-- Task statement --
Go through the records below and write each one out again unchanged.

-- Data section --

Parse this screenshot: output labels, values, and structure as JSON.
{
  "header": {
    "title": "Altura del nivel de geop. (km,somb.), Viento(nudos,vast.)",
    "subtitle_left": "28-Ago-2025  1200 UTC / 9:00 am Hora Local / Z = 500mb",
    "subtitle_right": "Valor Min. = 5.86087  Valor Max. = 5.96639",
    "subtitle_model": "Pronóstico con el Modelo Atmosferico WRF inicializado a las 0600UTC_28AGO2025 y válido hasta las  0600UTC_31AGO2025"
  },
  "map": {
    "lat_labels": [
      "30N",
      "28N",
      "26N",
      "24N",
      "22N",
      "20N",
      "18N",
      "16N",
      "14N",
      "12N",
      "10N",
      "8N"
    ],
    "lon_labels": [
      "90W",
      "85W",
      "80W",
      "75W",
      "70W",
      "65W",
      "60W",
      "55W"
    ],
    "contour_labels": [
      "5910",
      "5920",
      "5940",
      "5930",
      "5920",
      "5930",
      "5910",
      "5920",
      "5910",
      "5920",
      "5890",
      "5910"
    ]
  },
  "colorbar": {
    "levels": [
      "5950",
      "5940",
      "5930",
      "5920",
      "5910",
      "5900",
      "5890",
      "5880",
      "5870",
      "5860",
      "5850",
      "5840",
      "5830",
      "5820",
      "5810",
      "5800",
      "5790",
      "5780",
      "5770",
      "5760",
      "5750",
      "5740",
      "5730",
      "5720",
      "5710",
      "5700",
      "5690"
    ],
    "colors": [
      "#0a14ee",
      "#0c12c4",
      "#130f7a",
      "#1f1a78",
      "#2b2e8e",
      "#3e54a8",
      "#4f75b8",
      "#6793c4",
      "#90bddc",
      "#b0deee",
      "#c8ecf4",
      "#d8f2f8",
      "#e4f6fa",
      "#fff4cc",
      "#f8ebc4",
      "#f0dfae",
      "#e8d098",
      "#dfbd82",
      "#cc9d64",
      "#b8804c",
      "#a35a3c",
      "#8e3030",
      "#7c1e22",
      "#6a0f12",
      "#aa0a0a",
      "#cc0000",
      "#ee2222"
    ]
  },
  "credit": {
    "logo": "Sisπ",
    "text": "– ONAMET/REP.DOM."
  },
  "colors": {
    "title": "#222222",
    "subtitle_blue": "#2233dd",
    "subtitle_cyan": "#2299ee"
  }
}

-- Completed task --
Parse this screenshot: output labels, values, and structure as JSON.
{
  "header": {
    "title": "Altura del nivel de geop. (km,somb.), Viento(nudos,vast.)",
    "subtitle_left": "28-Ago-2025  1200 UTC / 9:00 am Hora Local / Z = 500mb",
    "subtitle_right": "Valor Min. = 5.86087  Valor Max. = 5.96639",
    "subtitle_model": "Pronóstico con el Modelo Atmosferico WRF inicializado a las 0600UTC_28AGO2025 y válido hasta las  0600UTC_31AGO2025"
  },
  "map": {
    "lat_labels": [
      "30N",
      "28N",
      "26N",
      "24N",
      "22N",
      "20N",
      "18N",
      "16N",
      "14N",
      "12N",
      "10N",
      "8N"
    ],
    "lon_labels": [
      "90W",
      "85W",
      "80W",
      "75W",
      "70W",
      "65W",
      "60W",
      "55W"
    ],
    "contour_labels": [
      "5910",
      "5920",
      "5940",
      "5930",
      "5920",
      "5930",
      "5910",
      "5920",
      "5910",
      "5920",
      "5890",
      "5910"
    ]
  },
  "colorbar": {
    "levels": [
      "5950",
      "5940",
      "5930",
      "5920",
      "5910",
      "5900",
      "5890",
      "5880",
      "5870",
      "5860",
      "5850",
      "5840",
      "5830",
      "5820",
      "5810",
      "5800",
      "5790",
      "5780",
      "5770",
      "5760",
      "5750",
      "5740",
      "5730",
      "5720",
      "5710",
      "5700",
      "5690"
    ],
    "colors": [
      "#0a14ee",
      "#0c12c4",
      "#130f7a",
      "#1f1a78",
      "#2b2e8e",
      "#3e54a8",
      "#4f75b8",
      "#6793c4",
      "#90bddc",
      "#b0deee",
      "#c8ecf4",
      "#d8f2f8",
      "#e4f6fa",
      "#fff4cc",
      "#f8ebc4",
      "#f0dfae",
      "#e8d098",
      "#dfbd82",
      "#cc9d64",
      "#b8804c",
      "#a35a3c",
      "#8e3030",
      "#7c1e22",
      "#6a0f12",
      "#aa0a0a",
      "#cc0000",
      "#ee2222"
    ]
  },
  "credit": {
    "logo": "Sisπ",
    "text": "– ONAMET/REP.DOM."
  },
  "colors": {
    "title": "#222222",
    "subtitle_blue": "#2233dd",
    "subtitle_cyan": "#2299ee"
  }
}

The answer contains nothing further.